__YOUR ASSIGNMENT__:
Retype each line of the listing below, word for word.

__SUPPLIED INFORMATION__:
******************************

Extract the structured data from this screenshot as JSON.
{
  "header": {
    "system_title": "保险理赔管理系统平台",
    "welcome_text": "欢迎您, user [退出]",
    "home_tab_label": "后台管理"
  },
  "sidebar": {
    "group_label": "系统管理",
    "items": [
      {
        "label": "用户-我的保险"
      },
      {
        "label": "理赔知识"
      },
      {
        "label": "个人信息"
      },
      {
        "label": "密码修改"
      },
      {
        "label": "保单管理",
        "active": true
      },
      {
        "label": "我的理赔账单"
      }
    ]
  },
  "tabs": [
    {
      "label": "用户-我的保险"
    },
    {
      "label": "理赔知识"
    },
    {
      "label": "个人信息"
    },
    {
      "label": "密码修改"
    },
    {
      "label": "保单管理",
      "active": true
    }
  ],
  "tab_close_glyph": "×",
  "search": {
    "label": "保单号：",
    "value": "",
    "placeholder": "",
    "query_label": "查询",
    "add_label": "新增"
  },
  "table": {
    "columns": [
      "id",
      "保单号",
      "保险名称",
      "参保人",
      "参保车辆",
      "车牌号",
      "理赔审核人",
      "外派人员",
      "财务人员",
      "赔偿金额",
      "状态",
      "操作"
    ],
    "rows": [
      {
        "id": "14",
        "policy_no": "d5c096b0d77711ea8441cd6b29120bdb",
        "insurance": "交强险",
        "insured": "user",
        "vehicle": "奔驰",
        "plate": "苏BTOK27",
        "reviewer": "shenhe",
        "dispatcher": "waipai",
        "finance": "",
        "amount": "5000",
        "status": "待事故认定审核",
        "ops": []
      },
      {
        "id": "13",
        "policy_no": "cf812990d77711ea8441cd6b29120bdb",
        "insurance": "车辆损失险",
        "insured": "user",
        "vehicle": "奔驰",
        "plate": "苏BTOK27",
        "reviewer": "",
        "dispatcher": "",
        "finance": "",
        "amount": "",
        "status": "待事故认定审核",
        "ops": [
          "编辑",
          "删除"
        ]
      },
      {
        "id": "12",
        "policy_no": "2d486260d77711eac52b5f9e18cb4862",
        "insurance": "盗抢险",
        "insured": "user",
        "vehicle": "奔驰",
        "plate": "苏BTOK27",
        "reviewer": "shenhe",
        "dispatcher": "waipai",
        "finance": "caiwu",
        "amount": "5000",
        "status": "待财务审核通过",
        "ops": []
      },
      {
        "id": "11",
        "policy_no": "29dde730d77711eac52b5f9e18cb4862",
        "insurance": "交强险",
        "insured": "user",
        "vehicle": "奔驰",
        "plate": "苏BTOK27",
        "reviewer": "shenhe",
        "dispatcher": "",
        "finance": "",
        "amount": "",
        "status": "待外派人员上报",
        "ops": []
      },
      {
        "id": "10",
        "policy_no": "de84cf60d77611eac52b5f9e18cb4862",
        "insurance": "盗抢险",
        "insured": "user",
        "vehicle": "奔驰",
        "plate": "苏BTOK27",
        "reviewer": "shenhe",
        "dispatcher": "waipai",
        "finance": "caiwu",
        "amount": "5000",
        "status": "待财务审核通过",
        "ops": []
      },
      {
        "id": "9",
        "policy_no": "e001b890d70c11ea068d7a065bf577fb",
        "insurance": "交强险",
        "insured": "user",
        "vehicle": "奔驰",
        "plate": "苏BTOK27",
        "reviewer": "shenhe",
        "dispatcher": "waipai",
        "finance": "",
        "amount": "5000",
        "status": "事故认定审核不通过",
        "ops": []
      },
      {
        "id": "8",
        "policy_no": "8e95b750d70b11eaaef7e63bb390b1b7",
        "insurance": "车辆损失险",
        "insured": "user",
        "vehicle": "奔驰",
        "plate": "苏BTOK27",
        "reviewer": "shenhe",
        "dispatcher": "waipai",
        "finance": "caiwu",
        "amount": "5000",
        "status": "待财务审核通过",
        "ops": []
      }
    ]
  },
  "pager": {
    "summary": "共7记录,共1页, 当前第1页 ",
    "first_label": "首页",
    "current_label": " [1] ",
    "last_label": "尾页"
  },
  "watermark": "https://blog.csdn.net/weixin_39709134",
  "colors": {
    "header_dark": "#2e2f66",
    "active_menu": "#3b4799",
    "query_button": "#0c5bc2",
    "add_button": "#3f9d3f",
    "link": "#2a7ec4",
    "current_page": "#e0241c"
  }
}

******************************

__OUTPUT BELOW__:
Extract the structured data from this screenshot as JSON.
{
  "header": {
    "system_title": "保险理赔管理系统平台",
    "welcome_text": "欢迎您, user [退出]",
    "home_tab_label": "后台管理"
  },
  "sidebar": {
    "group_label": "系统管理",
    "items": [
      {
        "label": "用户-我的保险"
      },
      {
        "label": "理赔知识"
      },
      {
        "label": "个人信息"
      },
      {
        "label": "密码修改"
      },
      {
        "label": "保单管理",
        "active": true
      },
      {
        "label": "我的理赔账单"
      }
    ]
  },
  "tabs": [
    {
      "label": "用户-我的保险"
    },
    {
      "label": "理赔知识"
    },
    {
      "label": "个人信息"
    },
    {
      "label": "密码修改"
    },
    {
      "label": "保单管理",
      "active": true
    }
  ],
  "tab_close_glyph": "×",
  "search": {
    "label": "保单号：",
    "value": "",
    "placeholder": "",
    "query_label": "查询",
    "add_label": "新增"
  },
  "table": {
    "columns": [
      "id",
      "保单号",
      "保险名称",
      "参保人",
      "参保车辆",
      "车牌号",
      "理赔审核人",
      "外派人员",
      "财务人员",
      "赔偿金额",
      "状态",
      "操作"
    ],
    "rows": [
      {
        "id": "14",
        "policy_no": "d5c096b0d77711ea8441cd6b29120bdb",
        "insurance": "交强险",
        "insured": "user",
        "vehicle": "奔驰",
        "plate": "苏BTOK27",
        "reviewer": "shenhe",
        "dispatcher": "waipai",
        "finance": "",
        "amount": "5000",
        "status": "待事故认定审核",
        "ops": []
      },
      {
        "id": "13",
        "policy_no": "cf812990d77711ea8441cd6b29120bdb",
        "insurance": "车辆损失险",
        "insured": "user",
        "vehicle": "奔驰",
        "plate": "苏BTOK27",
        "reviewer": "",
        "dispatcher": "",
        "finance": "",
        "amount": "",
        "status": "待事故认定审核",
        "ops": [
          "编辑",
          "删除"
        ]
      },
      {
        "id": "12",
        "policy_no": "2d486260d77711eac52b5f9e18cb4862",
        "insurance": "盗抢险",
        "insured": "user",
        "vehicle": "奔驰",
        "plate": "苏BTOK27",
        "reviewer": "shenhe",
        "dispatcher": "waipai",
        "finance": "caiwu",
        "amount": "5000",
        "status": "待财务审核通过",
        "ops": []
      },
      {
        "id": "11",
        "policy_no": "29dde730d77711eac52b5f9e18cb4862",
        "insurance": "交强险",
        "insured": "user",
        "vehicle": "奔驰",
        "plate": "苏BTOK27",
        "reviewer": "shenhe",
        "dispatcher": "",
        "finance": "",
        "amount": "",
        "status": "待外派人员上报",
        "ops": []
      },
      {
        "id": "10",
        "policy_no": "de84cf60d77611eac52b5f9e18cb4862",
        "insurance": "盗抢险",
        "insured": "user",
        "vehicle": "奔驰",
        "plate": "苏BTOK27",
        "reviewer": "shenhe",
        "dispatcher": "waipai",
        "finance": "caiwu",
        "amount": "5000",
        "status": "待财务审核通过",
        "ops": []
      },
      {
        "id": "9",
        "policy_no": "e001b890d70c11ea068d7a065bf577fb",
        "insurance": "交强险",
        "insured": "user",
        "vehicle": "奔驰",
        "plate": "苏BTOK27",
        "reviewer": "shenhe",
        "dispatcher": "waipai",
        "finance": "",
        "amount": "5000",
        "status": "事故认定审核不通过",
        "ops": []
      },
      {
        "id": "8",
        "policy_no": "8e95b750d70b11eaaef7e63bb390b1b7",
        "insurance": "车辆损失险",
        "insured": "user",
        "vehicle": "奔驰",
        "plate": "苏BTOK27",
        "reviewer": "shenhe",
        "dispatcher": "waipai",
        "finance": "caiwu",
        "amount": "5000",
        "status": "待财务审核通过",
        "ops": []
      }
    ]
  },
  "pager": {
    "summary": "共7记录,共1页, 当前第1页 ",
    "first_label": "首页",
    "current_label": " [1] ",
    "last_label": "尾页"
  },
  "watermark": "https://blog.csdn.net/weixin_39709134",
  "colors": {
    "header_dark": "#2e2f66",
    "active_menu": "#3b4799",
    "query_button": "#0c5bc2",
    "add_button": "#3f9d3f",
    "link": "#2a7ec4",
    "current_page": "#e0241c"
  }
}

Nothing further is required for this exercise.